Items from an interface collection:

========

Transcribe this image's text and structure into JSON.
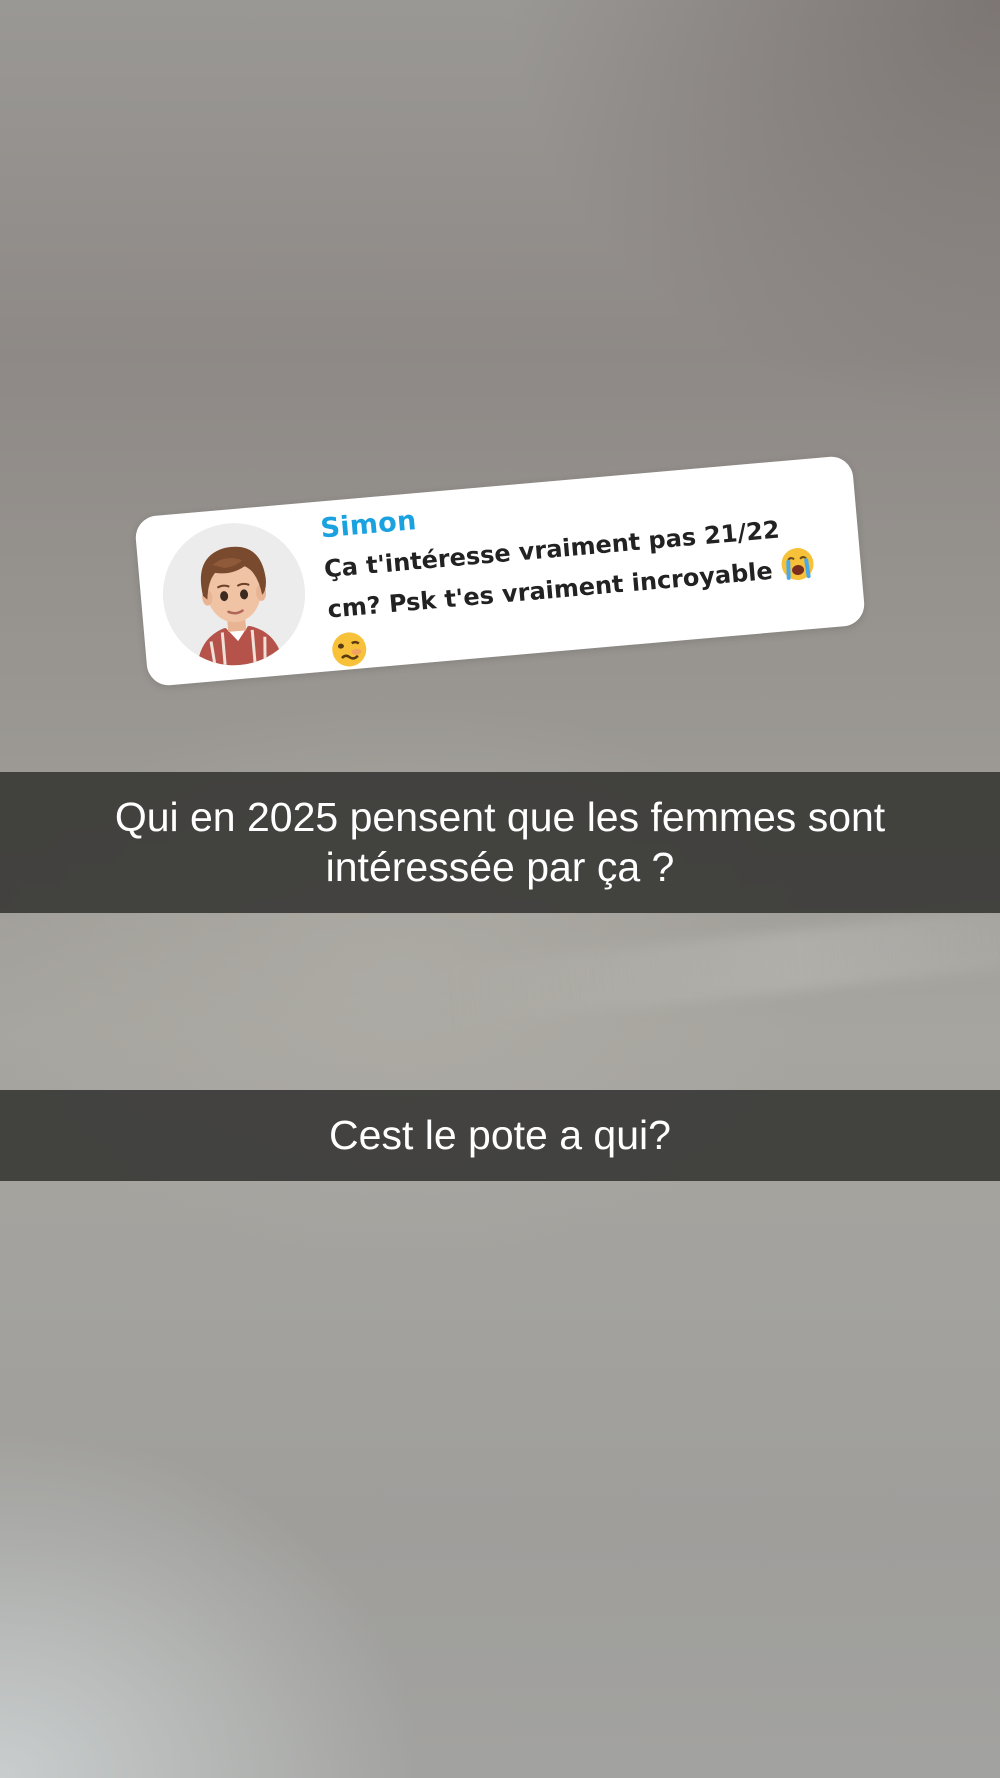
{
  "reply": {
    "name": "Simon",
    "message_line1": "Ça t'intéresse vraiment pas 21/22",
    "message_line2": "cm? Psk t'es vraiment incroyable",
    "emoji_1": "loudly-crying-face-icon",
    "emoji_2": "woozy-face-icon"
  },
  "captions": [
    {
      "line1": "Qui en 2025 pensent que les femmes sont",
      "line2": "intéressée par ça ?"
    },
    {
      "text": "Cest le pote a qui?"
    }
  ],
  "colors": {
    "name_accent": "#1aa1e0",
    "caption_bg": "#343432",
    "caption_text": "#ffffff"
  }
}
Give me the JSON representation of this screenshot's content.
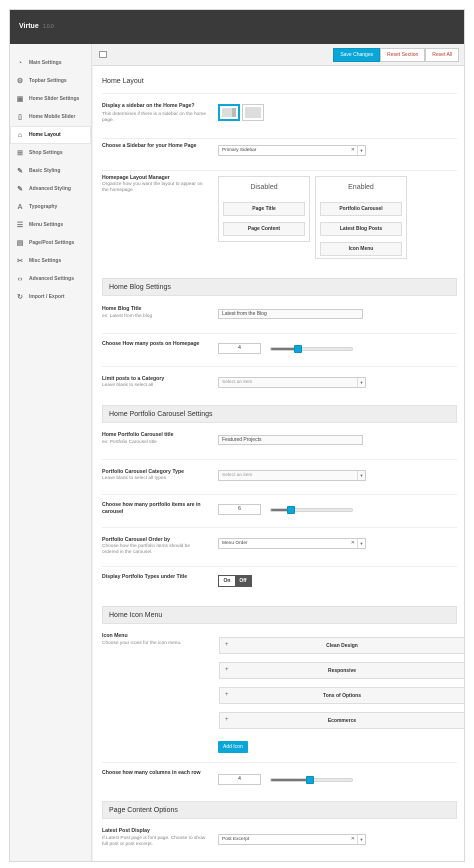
{
  "app": {
    "title": "Virtue",
    "version": "1.0.0"
  },
  "sidebar": {
    "items": [
      {
        "label": "Main Settings",
        "icon": "dashboard-icon"
      },
      {
        "label": "Topbar Settings",
        "icon": "gear-icon"
      },
      {
        "label": "Home Slider Settings",
        "icon": "image-icon"
      },
      {
        "label": "Home Mobile Slider",
        "icon": "tablet-icon"
      },
      {
        "label": "Home Layout",
        "icon": "home-icon",
        "active": true
      },
      {
        "label": "Shop Settings",
        "icon": "cart-icon"
      },
      {
        "label": "Basic Styling",
        "icon": "pencil-icon"
      },
      {
        "label": "Advanced Styling",
        "icon": "pencil-icon"
      },
      {
        "label": "Typography",
        "icon": "text-icon"
      },
      {
        "label": "Menu Settings",
        "icon": "list-icon"
      },
      {
        "label": "Page/Post Settings",
        "icon": "page-icon"
      },
      {
        "label": "Misc Settings",
        "icon": "wrench-icon"
      },
      {
        "label": "Advanced Settings",
        "icon": "code-icon"
      },
      {
        "label": "Import / Export",
        "icon": "refresh-icon"
      }
    ]
  },
  "toolbar": {
    "save": "Save Changes",
    "reset_section": "Reset Section",
    "reset_all": "Reset All"
  },
  "home_layout": {
    "heading": "Home Layout",
    "sidebar_display": {
      "label": "Display a sidebar on the Home Page?",
      "desc": "This determines if there is a sidebar on the home page."
    },
    "choose_sidebar": {
      "label": "Choose a Sidebar for your Home Page",
      "value": "Primary Sidebar"
    },
    "manager": {
      "label": "Homepage Layout Manager",
      "desc": "Organize how you want the layout to appear on the homepage",
      "disabled_title": "Disabled",
      "disabled_items": [
        "Page Title",
        "Page Content"
      ],
      "enabled_title": "Enabled",
      "enabled_items": [
        "Portfolio Carousel",
        "Latest Blog Posts",
        "Icon Menu"
      ]
    }
  },
  "blog": {
    "heading": "Home Blog Settings",
    "title_label": "Home Blog Title",
    "title_desc": "ex: Latest from the blog",
    "title_value": "Latest from the Blog",
    "posts_label": "Choose How many posts on Homepage",
    "posts_value": "4",
    "posts_fraction": 0.33,
    "category_label": "Limit posts to a Category",
    "category_desc": "Leave blank to select all",
    "category_placeholder": "Select an item"
  },
  "portfolio": {
    "heading": "Home Portfolio Carousel Settings",
    "title_label": "Home Portfolio Carousel title",
    "title_desc": "ex: Portfolio Carousel title",
    "title_value": "Featured Projects",
    "cat_label": "Portfolio Carousel Category Type",
    "cat_desc": "Leave blank to select all types",
    "cat_placeholder": "Select an item",
    "items_label": "Choose how many portfolio items are in carousel",
    "items_value": "6",
    "items_fraction": 0.25,
    "order_label": "Portfolio Carousel Order by",
    "order_desc": "Choose how the portfolio items should be ordered in the carousel.",
    "order_value": "Menu Order",
    "types_label": "Display Portfolio Types under Title",
    "toggle_on": "On",
    "toggle_off": "Off"
  },
  "icon_menu": {
    "heading": "Home Icon Menu",
    "label": "Icon Menu",
    "desc": "Choose your icons for the icon menu.",
    "items": [
      "Clean Design",
      "Responsive",
      "Tons of Options",
      "Ecommerce"
    ],
    "add": "Add Icon",
    "columns_label": "Choose how many columns in each row",
    "columns_value": "4",
    "columns_fraction": 0.48
  },
  "page_content": {
    "heading": "Page Content Options",
    "label": "Latest Post Display",
    "desc": "If Latest Post page is font page. Choose to show full post or post excerpt.",
    "value": "Post Excerpt"
  },
  "colors": {
    "accent": "#0ba6d8",
    "topbar": "#3a3a3a"
  }
}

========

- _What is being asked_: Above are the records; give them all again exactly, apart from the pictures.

- _Finished task_:
Transcribe this image's text and structure into JSON.
{
  "reply": {
    "name": "Simon",
    "message_line1": "Ça t'intéresse vraiment pas 21/22",
    "message_line2": "cm? Psk t'es vraiment incroyable",
    "emoji_1": "loudly-crying-face-icon",
    "emoji_2": "woozy-face-icon"
  },
  "captions": [
    {
      "line1": "Qui en 2025 pensent que les femmes sont",
      "line2": "intéressée par ça ?"
    },
    {
      "text": "Cest le pote a qui?"
    }
  ],
  "colors": {
    "name_accent": "#1aa1e0",
    "caption_bg": "#343432",
    "caption_text": "#ffffff"
  }
}
Give me the JSON representation of this screenshot's content.
{
  "app": {
    "title": "Virtue",
    "version": "1.0.0"
  },
  "sidebar": {
    "items": [
      {
        "label": "Main Settings",
        "icon": "dashboard-icon"
      },
      {
        "label": "Topbar Settings",
        "icon": "gear-icon"
      },
      {
        "label": "Home Slider Settings",
        "icon": "image-icon"
      },
      {
        "label": "Home Mobile Slider",
        "icon": "tablet-icon"
      },
      {
        "label": "Home Layout",
        "icon": "home-icon",
        "active": true
      },
      {
        "label": "Shop Settings",
        "icon": "cart-icon"
      },
      {
        "label": "Basic Styling",
        "icon": "pencil-icon"
      },
      {
        "label": "Advanced Styling",
        "icon": "pencil-icon"
      },
      {
        "label": "Typography",
        "icon": "text-icon"
      },
      {
        "label": "Menu Settings",
        "icon": "list-icon"
      },
      {
        "label": "Page/Post Settings",
        "icon": "page-icon"
      },
      {
        "label": "Misc Settings",
        "icon": "wrench-icon"
      },
      {
        "label": "Advanced Settings",
        "icon": "code-icon"
      },
      {
        "label": "Import / Export",
        "icon": "refresh-icon"
      }
    ]
  },
  "toolbar": {
    "save": "Save Changes",
    "reset_section": "Reset Section",
    "reset_all": "Reset All"
  },
  "home_layout": {
    "heading": "Home Layout",
    "sidebar_display": {
      "label": "Display a sidebar on the Home Page?",
      "desc": "This determines if there is a sidebar on the home page."
    },
    "choose_sidebar": {
      "label": "Choose a Sidebar for your Home Page",
      "value": "Primary Sidebar"
    },
    "manager": {
      "label": "Homepage Layout Manager",
      "desc": "Organize how you want the layout to appear on the homepage",
      "disabled_title": "Disabled",
      "disabled_items": [
        "Page Title",
        "Page Content"
      ],
      "enabled_title": "Enabled",
      "enabled_items": [
        "Portfolio Carousel",
        "Latest Blog Posts",
        "Icon Menu"
      ]
    }
  },
  "blog": {
    "heading": "Home Blog Settings",
    "title_label": "Home Blog Title",
    "title_desc": "ex: Latest from the blog",
    "title_value": "Latest from the Blog",
    "posts_label": "Choose How many posts on Homepage",
    "posts_value": "4",
    "posts_fraction": 0.33,
    "category_label": "Limit posts to a Category",
    "category_desc": "Leave blank to select all",
    "category_placeholder": "Select an item"
  },
  "portfolio": {
    "heading": "Home Portfolio Carousel Settings",
    "title_label": "Home Portfolio Carousel title",
    "title_desc": "ex: Portfolio Carousel title",
    "title_value": "Featured Projects",
    "cat_label": "Portfolio Carousel Category Type",
    "cat_desc": "Leave blank to select all types",
    "cat_placeholder": "Select an item",
    "items_label": "Choose how many portfolio items are in carousel",
    "items_value": "6",
    "items_fraction": 0.25,
    "order_label": "Portfolio Carousel Order by",
    "order_desc": "Choose how the portfolio items should be ordered in the carousel.",
    "order_value": "Menu Order",
    "types_label": "Display Portfolio Types under Title",
    "toggle_on": "On",
    "toggle_off": "Off"
  },
  "icon_menu": {
    "heading": "Home Icon Menu",
    "label": "Icon Menu",
    "desc": "Choose your icons for the icon menu.",
    "items": [
      "Clean Design",
      "Responsive",
      "Tons of Options",
      "Ecommerce"
    ],
    "add": "Add Icon",
    "columns_label": "Choose how many columns in each row",
    "columns_value": "4",
    "columns_fraction": 0.48
  },
  "page_content": {
    "heading": "Page Content Options",
    "label": "Latest Post Display",
    "desc": "If Latest Post page is font page. Choose to show full post or post excerpt.",
    "value": "Post Excerpt"
  },
  "colors": {
    "accent": "#0ba6d8",
    "topbar": "#3a3a3a"
  }
}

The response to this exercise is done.